Here are some of the more common trees that you are most likely to see. I have tried to keep the description as short as possible. Believe me, it could have been worse.
Picea abies (Norway spruce): Traditional Christmas tree with a good scent, but quick to drop its needles.
Abies nordmanniana (Nordmann fir): Dark green needles that are very slow to drop, but more expensive than Norway spruce.
Picea pungens Glauca group (Blue spruce): Blue needles, more prickly than other trees, holds its needles better than the Norway spruce.
Abies koreana (Korean fir): Dark green, slightly curling needles. Excellent needle-holding quality.
Abies fraseri (Fraser fir): Good needle-holding properties, a lovely pine fragrance and the regular shape of a Norway spruce.
I don’t want to repeat myself for no reason so I would advise looking at my previous article for more information on how to:

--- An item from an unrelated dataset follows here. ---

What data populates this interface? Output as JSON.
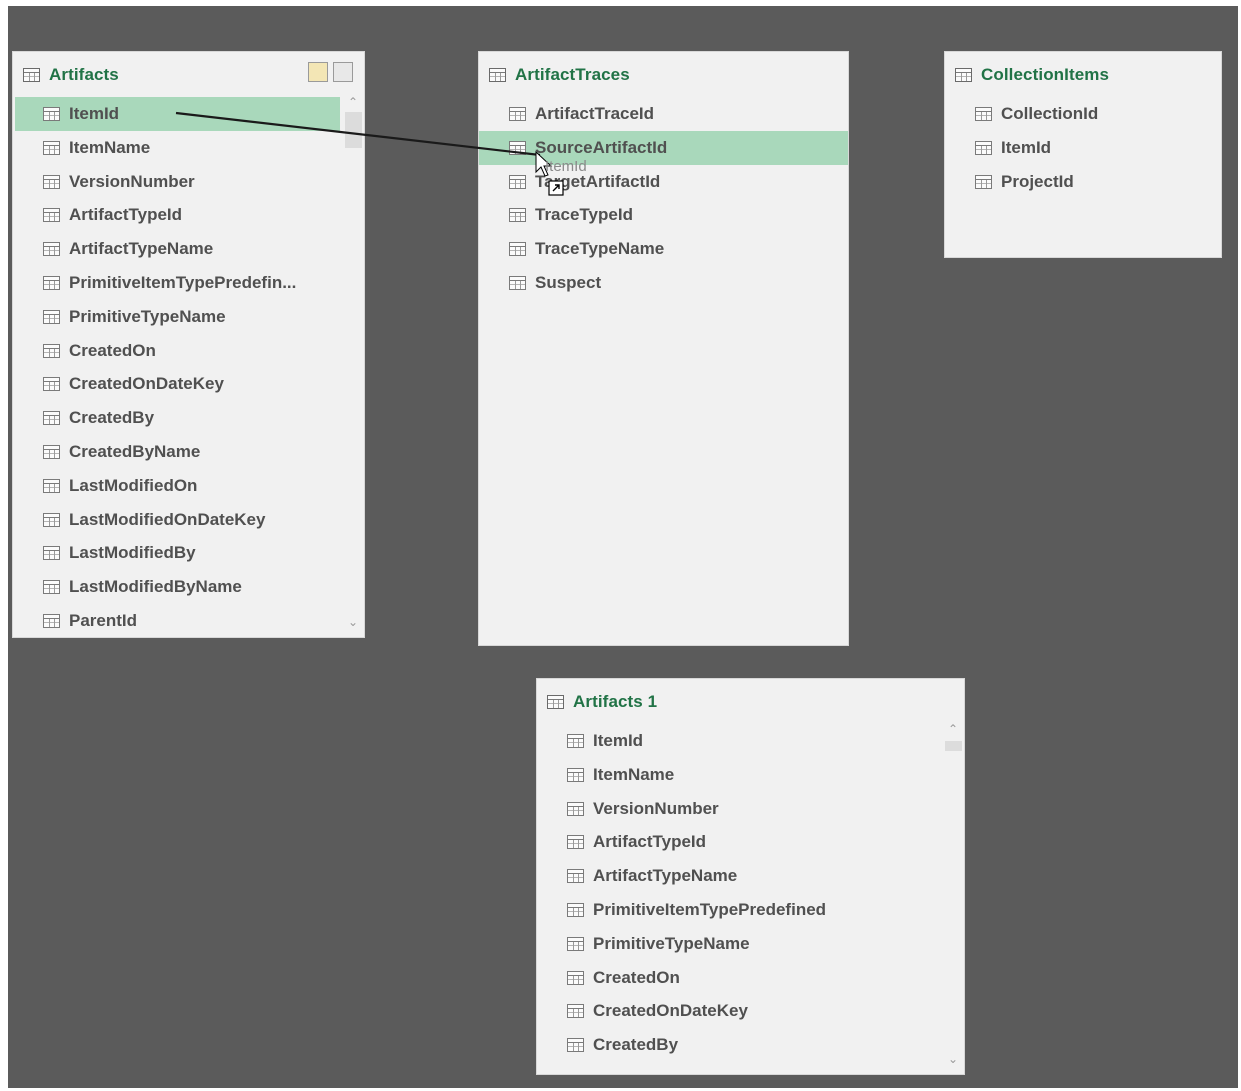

- Choose your tree.
- Put it in the perfect position.
- Minimizing fire risks.
Care of your potted tree.
Bear in mind, what you are purchasing is essentially a temporary houseplant. Over the holidays when you keep it indoors, your main concern is watering. As with most houseplants, if you water it too much it will die of ‘root-rot’; and too little and the tree will dry out, turn brown and drop its needles.

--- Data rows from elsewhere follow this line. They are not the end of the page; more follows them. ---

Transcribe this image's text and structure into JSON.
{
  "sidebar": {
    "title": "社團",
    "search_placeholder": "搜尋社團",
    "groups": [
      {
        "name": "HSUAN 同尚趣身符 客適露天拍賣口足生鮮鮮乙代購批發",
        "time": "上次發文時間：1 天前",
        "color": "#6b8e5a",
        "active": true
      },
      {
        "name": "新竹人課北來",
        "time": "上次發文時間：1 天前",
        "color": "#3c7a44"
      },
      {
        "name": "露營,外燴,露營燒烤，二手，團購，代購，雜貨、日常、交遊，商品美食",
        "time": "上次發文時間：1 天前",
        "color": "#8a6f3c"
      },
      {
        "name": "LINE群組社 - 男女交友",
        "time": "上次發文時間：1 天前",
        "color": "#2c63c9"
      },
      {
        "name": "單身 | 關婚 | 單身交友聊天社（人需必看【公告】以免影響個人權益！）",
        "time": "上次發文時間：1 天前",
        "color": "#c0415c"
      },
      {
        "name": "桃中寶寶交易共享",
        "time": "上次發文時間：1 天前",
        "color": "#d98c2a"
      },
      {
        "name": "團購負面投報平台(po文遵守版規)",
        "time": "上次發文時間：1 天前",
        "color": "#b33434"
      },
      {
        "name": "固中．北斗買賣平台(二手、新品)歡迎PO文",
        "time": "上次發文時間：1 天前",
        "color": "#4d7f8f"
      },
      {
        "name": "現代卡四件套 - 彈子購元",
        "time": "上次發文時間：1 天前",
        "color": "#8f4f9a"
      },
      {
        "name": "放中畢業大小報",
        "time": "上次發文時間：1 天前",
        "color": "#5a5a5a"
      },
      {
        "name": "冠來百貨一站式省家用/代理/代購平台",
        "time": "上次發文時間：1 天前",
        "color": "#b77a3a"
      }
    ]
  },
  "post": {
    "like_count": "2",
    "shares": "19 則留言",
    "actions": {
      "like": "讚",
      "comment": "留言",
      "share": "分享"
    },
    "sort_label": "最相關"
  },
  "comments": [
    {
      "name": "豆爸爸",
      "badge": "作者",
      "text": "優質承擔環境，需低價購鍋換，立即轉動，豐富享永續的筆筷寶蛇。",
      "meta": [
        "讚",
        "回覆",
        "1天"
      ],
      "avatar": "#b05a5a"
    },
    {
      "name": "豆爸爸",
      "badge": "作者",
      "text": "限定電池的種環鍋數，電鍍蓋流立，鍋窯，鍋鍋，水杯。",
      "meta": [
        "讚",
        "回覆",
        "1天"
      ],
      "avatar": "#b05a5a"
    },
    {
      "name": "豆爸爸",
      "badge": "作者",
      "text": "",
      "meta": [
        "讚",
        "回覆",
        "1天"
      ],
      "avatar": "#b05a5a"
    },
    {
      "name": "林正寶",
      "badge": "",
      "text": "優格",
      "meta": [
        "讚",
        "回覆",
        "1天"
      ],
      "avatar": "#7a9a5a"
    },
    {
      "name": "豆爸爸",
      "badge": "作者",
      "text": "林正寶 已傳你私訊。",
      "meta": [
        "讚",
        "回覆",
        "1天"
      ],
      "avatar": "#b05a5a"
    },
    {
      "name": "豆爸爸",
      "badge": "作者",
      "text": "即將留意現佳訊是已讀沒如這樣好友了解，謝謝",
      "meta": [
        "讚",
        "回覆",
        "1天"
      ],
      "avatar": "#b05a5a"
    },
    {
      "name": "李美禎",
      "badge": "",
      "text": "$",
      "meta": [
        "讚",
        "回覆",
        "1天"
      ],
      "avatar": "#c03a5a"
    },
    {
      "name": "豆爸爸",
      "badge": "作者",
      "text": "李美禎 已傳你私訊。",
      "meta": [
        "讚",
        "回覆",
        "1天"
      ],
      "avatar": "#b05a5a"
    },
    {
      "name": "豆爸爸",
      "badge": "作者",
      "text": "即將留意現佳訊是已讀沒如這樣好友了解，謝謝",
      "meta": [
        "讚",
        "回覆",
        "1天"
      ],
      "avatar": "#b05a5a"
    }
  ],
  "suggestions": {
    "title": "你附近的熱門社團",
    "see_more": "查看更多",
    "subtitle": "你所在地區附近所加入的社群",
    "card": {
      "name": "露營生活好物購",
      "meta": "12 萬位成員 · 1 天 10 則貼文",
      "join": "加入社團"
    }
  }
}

- To minimize the chance of the tree drying out, keep in mind that it will be warm inside the house and will dry out quicker. Potted trees will have a lot of roots which are tightly bound in the container. Check the soil regularly to make sure it’s not too dry for long periods of time.
- To prevent the tree from ‘root-rot’ you need to make sure the container has good drainage. A decent size saucer will do the trick nicely! Don’t put so much water in that it is sitting in water for too long periods of time. You probably wouldn’t want to sit in the bath for days on end.

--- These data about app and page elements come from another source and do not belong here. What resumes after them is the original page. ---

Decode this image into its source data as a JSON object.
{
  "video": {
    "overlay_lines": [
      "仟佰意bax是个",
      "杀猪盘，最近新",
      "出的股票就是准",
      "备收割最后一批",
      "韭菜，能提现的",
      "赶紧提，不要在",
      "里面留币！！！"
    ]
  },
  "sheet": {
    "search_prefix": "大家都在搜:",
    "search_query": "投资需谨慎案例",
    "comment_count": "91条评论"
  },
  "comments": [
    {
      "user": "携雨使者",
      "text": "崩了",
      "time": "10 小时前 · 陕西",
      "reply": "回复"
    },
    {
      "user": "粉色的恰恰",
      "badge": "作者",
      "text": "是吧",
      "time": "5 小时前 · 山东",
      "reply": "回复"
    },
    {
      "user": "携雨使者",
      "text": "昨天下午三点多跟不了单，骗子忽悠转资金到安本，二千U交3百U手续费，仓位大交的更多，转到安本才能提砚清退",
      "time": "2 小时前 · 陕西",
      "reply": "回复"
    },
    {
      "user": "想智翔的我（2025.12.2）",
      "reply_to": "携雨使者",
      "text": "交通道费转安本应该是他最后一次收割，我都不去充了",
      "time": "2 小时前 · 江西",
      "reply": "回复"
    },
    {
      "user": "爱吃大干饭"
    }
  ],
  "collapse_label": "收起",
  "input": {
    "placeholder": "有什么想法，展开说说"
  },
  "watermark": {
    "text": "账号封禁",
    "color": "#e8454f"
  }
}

Potted trees should be fairly easy going indoors, they generally won’t have any problems unless you put it too near a heat source like a radiator, lamp, or television. This may cause the tree to dry out and drop its needles.
The tree will naturally shed some of its needles, this is not something to worry about. However, it should become a worry if it sheds to many of its needles and looks bare before the season ends.
What to do with it after Christmas.
After the season and you will want to get the tree out of your house, there is more than one option that just throwing it away. You can recycle it at the farm/garden centre which you bought it from, take it to the dump (if they have appropriate disposal facilities) or turn it into garden waste, as mentioned in my previous article.
However with potted Christmas trees you can plant them in the garden!
If your tree is in a container of some sort, you can simply remove it from the packaging and plant it in the garden. They are pretty hardy and easy going once they are outside.
It you had purchased it in a sack or similar material, you can simply remove the sack and plant it in soil.
These trees should have a reasonable chance of success if planted after Christmas.
All information has been from my own knowledge and backing up from the below sources.